Dr Chris Dolan has been the Director of the Refugee Law Project, Makerere University, since 2006.
Interview conducted by George Edmondson (promotion 2020) (Medact)
Over the last two decades, the Refugee Law Project at Makarere University in Uganda has led the humanitarian work in the country to rehabilitate refugees, deportees and other victims of conflict, and to influence the debate on forced migration, transitional justice and sustainable peace. Specific aspects of this work have included initiatives to raise awareness of mental health issues suffered by victims, while current programmes involve education of refugees and civilians on the effects of the media in sustaining and resolving conflict (Refugee Law Project, 2020).
Dr Chris Dolan has served as the Director of the project since 2006. In this role, Dr Dolan leads its work to provide support to, and seek justice for, male survivors of sexual violence perpetrated in conflict contexts. With this broad objective, his efforts have been directed towards global advocacy, and demonstrating to policymakers the gaps in humanitarian support currently available for male victims.
He is under no illusion about the vital urgency of this work. In 2014, the Refugee Law Project’s programme for male victims was suspended by the Ugandan government for allegedly ‘promoting homosexuality’ (Dolan, 2016). He recalls how the suspension forcefully demonstrated the profound danger and social stigmatisation still faced by male victims in environments characterised by masculinism and heteronormativity that only allow space for female victims of sexual crimes.
In a bid to address these tangible social and political obstacles through practical interventions, Dolan has spent the last years fighting for international instruments that offer ‘inclusive’ characterisations of sexual violence and policies that address it. As part of this endeavour he has criticised documents such as the Inter-Agency Standing Committee Guidelines on Gender-Based Violence for ‘reifying’ women and girls as victims while casting men in a rigid role as ‘perpetrators’ (Dolan, 2016).

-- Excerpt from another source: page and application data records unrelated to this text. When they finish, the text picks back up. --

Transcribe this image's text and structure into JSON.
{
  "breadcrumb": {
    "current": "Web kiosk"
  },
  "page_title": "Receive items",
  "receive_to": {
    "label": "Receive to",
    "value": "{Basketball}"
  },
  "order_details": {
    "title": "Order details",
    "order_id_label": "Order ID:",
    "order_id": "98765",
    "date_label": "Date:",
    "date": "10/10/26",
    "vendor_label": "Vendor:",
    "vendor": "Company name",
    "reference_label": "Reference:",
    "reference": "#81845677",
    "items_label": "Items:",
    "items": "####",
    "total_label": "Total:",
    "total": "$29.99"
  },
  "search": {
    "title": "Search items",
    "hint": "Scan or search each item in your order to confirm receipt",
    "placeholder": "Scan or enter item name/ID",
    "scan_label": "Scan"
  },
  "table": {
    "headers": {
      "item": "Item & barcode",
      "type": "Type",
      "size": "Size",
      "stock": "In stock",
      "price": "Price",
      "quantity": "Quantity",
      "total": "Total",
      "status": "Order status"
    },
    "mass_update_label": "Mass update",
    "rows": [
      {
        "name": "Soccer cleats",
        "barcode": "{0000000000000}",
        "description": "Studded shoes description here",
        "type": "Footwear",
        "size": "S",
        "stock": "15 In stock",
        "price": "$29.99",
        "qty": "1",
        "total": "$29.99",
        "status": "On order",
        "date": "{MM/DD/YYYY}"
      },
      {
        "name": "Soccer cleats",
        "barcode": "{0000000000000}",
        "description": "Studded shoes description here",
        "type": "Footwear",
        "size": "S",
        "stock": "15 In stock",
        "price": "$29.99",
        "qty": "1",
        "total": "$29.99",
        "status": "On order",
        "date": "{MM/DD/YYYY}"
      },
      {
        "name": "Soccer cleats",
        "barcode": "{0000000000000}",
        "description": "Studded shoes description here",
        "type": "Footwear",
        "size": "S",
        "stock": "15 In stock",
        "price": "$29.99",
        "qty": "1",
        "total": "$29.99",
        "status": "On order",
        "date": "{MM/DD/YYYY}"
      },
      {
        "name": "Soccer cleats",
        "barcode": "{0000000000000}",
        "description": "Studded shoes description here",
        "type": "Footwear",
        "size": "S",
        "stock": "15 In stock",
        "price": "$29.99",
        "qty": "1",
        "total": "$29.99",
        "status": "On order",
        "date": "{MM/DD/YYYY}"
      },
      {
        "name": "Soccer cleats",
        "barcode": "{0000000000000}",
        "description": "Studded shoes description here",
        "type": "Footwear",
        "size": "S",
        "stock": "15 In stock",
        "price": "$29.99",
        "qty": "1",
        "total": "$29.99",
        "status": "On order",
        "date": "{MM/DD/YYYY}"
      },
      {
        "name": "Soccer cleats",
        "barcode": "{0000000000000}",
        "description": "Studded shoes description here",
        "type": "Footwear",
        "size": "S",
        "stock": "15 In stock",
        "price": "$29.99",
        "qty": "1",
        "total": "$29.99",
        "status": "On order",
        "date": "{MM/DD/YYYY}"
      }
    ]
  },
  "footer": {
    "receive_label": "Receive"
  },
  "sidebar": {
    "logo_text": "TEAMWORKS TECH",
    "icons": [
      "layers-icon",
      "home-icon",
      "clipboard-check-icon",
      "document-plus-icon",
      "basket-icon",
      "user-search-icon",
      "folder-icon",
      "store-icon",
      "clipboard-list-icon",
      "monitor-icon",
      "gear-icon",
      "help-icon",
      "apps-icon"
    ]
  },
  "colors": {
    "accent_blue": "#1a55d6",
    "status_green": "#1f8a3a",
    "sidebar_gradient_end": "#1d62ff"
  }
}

To conceptually underpin his work, Dolan advocates adopting a feminist approach that aims to jettison social and cultural associations of gender that sustain hierarchies offering heterosexual men power or propriety over women. Such an approach, Dolan claims, changes the way the dynamics between perpetrators and victims are conceived, regardless of their gender or sexual orientation.
In societies that privilege heterosexual males, Dolan writes, rape ‘strips the victim of his manhood’ and contributes to an ‘unmaking’ of his sense of self (Dolan, 2019: 203). Such a process reduces the likelihood of male victim-reporting or help-seeking because, in these heteropatriarchal contexts, both become tantamount to affirming this new ‘feminine’ or ‘subordinated’ identity. Yet, without the layering of gender identities upon these crimes, one can begin to mitigate the stigma, shame and loss of self-worth suffered so acutely by male victims.
Of course, there remain challenges in this endeavour. However, Dr Dolan continues to operate on the ground with victims, both at the Refugee Law Project and as an expert in Conflict-Related Sexual Violence for the Geneva-based NGO, Justice Rapid Response. Alongside his efforts in the field, his valuable academic contributions on the ways in which current gender discourses and policy interventions work to exclude male victims, and persons identifying as LGBTQ, are contributing to a redoubled focus among policymakers on the issue. As his Twitter tagline encourages those concerned with these serious issues: ‘let’s get gender discourses and interventions all inclusive’ (Dolan, 2020).